Chickpeas have been found to be incredibly useful in preventing cardiovascular disease, due to both the high level of the pant sterol, sitosterol which interferes with the absorption of cholesterol, and due to the soluble fibre which helps to reduce LDL in particular and total cholesterol in general.
Unfortunately, the production of chickpeas is being affected by our changing climate as genetic diversity has been reduced over the years. In an effort to improve diversity to give the crop an opportunity to adapt to climate change, scientists are trying to cross breed with a number of wild species. At least 90 species have been identified to date.
Whole chickpeas can be found as dried peas in supermarkets or other stores or they can be readily cooked and canned. They are one of the few vegetables that are not significantly nutritionally depleted in the cooking and canning process and for many people ready cooked chickpeas offer a healthy staple to their diet.
When choosing dried chickpeas, it is important to buy as fresh as possible, as the longer they are stored, the more they dry out, resulting in the need to cook them for longer and this has an impact on their flavour. Like most large pulses, the best way of rehydrating is to soak it only for about 30-60 minutes before cooking as this will help to retain the flavour. Chickpeas left to soak for long periods can taste quite bland.
It's important to sort and clean chickpeas before cooking as it is not uncommon to find bits of grit and dirt with any dried pulse. Check that the pulses do not have splits in the pea or the tell-tale signs of insect activity – little holes or pits in the surface.
Chickpea flour/besan in another excellent way of using chickpeas, but make sure it is fresh and store it in a cool dark place.
Chickpea flour is widely used in Indian and Mediterranean cooking and is often used to make flatbreads such as socca or made into a spicy paste to coat vegetables to make pakoras and bhajis. In Myanmar, the flour is used to make Burmese “tofu”.

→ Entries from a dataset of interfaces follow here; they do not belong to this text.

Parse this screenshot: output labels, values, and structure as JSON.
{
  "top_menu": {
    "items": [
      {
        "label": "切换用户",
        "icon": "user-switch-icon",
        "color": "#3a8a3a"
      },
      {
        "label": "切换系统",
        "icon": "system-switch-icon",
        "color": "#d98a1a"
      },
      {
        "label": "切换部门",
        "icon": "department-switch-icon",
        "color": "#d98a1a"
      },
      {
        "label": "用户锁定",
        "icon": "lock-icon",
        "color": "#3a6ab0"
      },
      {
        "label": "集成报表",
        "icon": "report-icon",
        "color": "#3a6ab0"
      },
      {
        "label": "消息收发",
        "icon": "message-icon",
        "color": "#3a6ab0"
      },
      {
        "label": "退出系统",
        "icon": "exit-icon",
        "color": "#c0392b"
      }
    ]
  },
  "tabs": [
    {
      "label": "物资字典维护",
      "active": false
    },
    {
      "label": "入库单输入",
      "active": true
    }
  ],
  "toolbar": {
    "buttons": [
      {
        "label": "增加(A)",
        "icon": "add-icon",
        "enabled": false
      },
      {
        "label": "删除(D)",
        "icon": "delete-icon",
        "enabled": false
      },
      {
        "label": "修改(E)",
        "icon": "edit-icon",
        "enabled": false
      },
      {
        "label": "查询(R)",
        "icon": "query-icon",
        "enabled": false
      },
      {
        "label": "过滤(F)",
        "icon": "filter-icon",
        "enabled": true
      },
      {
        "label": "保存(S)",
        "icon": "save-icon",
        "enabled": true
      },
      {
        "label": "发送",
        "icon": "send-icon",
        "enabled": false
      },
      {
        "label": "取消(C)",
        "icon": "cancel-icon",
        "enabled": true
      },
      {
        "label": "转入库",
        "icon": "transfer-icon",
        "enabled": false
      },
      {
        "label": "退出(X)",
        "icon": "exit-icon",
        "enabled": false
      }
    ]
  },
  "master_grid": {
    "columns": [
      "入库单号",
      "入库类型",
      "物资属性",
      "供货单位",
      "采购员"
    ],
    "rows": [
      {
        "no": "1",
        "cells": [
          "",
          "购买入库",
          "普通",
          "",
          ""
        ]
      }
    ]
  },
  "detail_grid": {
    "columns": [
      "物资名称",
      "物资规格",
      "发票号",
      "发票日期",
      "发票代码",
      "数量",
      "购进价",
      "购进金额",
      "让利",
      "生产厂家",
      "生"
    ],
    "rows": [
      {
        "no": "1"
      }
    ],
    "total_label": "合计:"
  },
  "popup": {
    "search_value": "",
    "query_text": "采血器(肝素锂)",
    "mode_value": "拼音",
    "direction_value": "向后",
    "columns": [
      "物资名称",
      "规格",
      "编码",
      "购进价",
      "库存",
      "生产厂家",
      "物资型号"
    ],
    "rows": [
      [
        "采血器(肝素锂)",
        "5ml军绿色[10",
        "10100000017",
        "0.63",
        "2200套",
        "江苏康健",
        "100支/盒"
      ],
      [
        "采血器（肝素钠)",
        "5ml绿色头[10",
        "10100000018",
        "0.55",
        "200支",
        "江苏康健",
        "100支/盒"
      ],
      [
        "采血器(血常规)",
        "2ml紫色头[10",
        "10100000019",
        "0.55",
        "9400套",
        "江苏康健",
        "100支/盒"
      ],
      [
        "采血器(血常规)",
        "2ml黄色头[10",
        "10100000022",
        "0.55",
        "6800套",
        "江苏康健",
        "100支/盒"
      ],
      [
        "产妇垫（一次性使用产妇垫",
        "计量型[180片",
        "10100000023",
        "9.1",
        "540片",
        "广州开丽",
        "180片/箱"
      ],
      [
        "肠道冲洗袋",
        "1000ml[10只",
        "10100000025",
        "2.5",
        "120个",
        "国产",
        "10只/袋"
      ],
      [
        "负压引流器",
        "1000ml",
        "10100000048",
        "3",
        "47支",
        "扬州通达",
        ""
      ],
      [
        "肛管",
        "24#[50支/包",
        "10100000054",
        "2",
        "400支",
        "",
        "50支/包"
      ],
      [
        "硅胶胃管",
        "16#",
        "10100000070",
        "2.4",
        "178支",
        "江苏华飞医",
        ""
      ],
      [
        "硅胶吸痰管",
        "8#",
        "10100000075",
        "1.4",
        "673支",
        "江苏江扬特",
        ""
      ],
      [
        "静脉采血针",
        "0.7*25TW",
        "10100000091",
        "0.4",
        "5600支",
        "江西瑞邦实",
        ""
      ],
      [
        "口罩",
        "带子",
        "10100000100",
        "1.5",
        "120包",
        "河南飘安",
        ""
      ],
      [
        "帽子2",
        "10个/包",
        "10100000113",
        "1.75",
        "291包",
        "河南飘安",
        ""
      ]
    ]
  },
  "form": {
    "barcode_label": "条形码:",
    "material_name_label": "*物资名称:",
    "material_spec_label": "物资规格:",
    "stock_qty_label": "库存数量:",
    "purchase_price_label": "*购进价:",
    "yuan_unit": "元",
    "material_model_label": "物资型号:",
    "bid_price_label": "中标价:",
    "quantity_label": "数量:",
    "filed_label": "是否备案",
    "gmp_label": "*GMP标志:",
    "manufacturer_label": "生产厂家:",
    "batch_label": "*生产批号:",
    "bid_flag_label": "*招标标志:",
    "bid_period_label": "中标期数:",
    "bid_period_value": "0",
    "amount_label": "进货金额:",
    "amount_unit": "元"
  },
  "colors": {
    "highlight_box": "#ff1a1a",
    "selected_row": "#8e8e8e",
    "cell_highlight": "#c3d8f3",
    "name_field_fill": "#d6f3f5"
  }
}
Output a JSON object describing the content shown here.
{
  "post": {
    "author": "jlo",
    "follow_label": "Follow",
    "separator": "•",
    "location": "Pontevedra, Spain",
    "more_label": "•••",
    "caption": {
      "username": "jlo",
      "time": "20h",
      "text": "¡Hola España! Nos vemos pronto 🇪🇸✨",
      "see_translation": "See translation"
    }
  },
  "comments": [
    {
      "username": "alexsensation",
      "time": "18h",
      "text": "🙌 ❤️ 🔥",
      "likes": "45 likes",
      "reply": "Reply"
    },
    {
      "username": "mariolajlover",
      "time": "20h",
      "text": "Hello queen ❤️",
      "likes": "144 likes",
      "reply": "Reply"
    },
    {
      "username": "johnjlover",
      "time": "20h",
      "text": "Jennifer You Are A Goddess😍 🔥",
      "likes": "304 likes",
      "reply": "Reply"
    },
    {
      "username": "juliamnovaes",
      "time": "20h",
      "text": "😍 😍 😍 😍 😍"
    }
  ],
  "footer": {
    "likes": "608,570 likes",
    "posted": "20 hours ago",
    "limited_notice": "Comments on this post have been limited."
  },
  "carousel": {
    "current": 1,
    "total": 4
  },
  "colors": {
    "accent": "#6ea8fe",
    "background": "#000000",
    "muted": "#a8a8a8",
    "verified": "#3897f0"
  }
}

The whole chickpeas are frequently used in salads and stews, dhals or curries. They pair well with so many other ingredients that they can be considered a universal food as can be seen from their extensive use across the globe. Their nutrient density combined with how cheap they are makes them a fabulous addition to many dishes. Many countries roast whole chickpeas with spices to produce a flavoursome and easily portable snack.

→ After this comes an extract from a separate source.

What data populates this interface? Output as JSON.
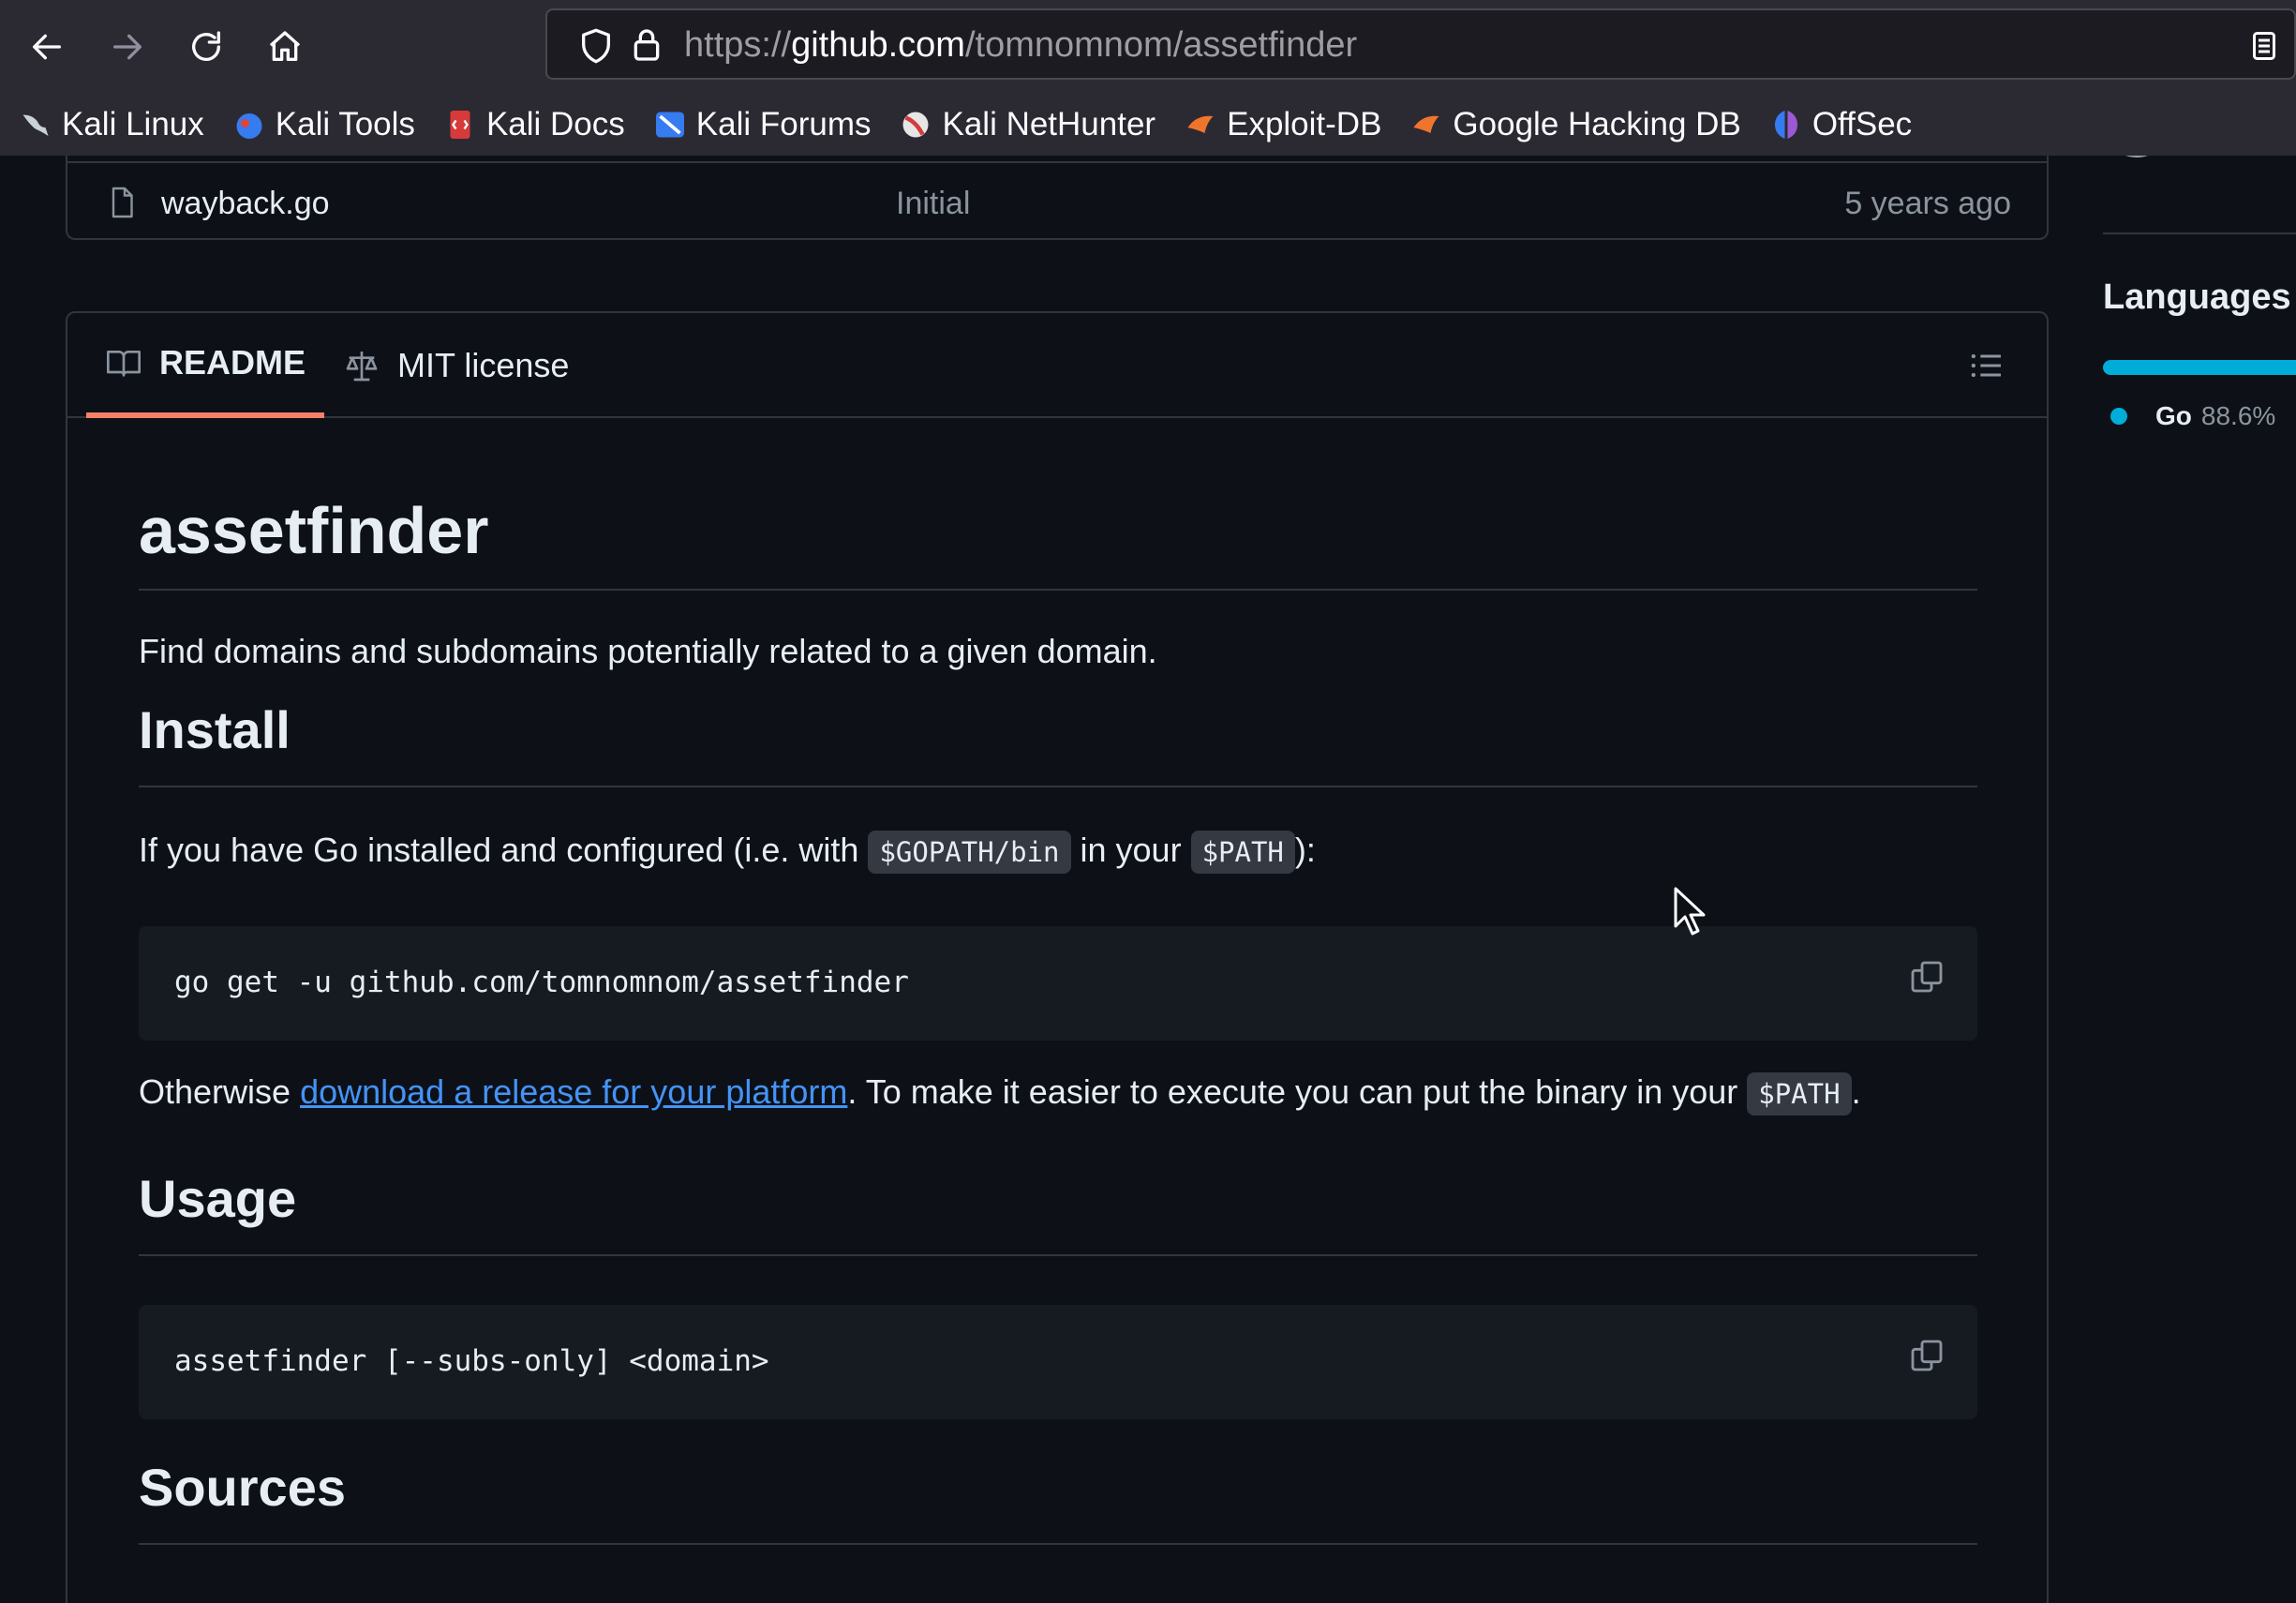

Raw chickpeas are delicious ground with spices to make falafel or simply tossed into a fresh summer salad with a light dressing. One of the preferred methods of using raw chickpeas is to sprout them and add them to dishes such as sprouted hummus. This helps to remove the anti-nutrients that protect the legume and therefore makes them both easier to digest and improve the bio-availability of nutrients.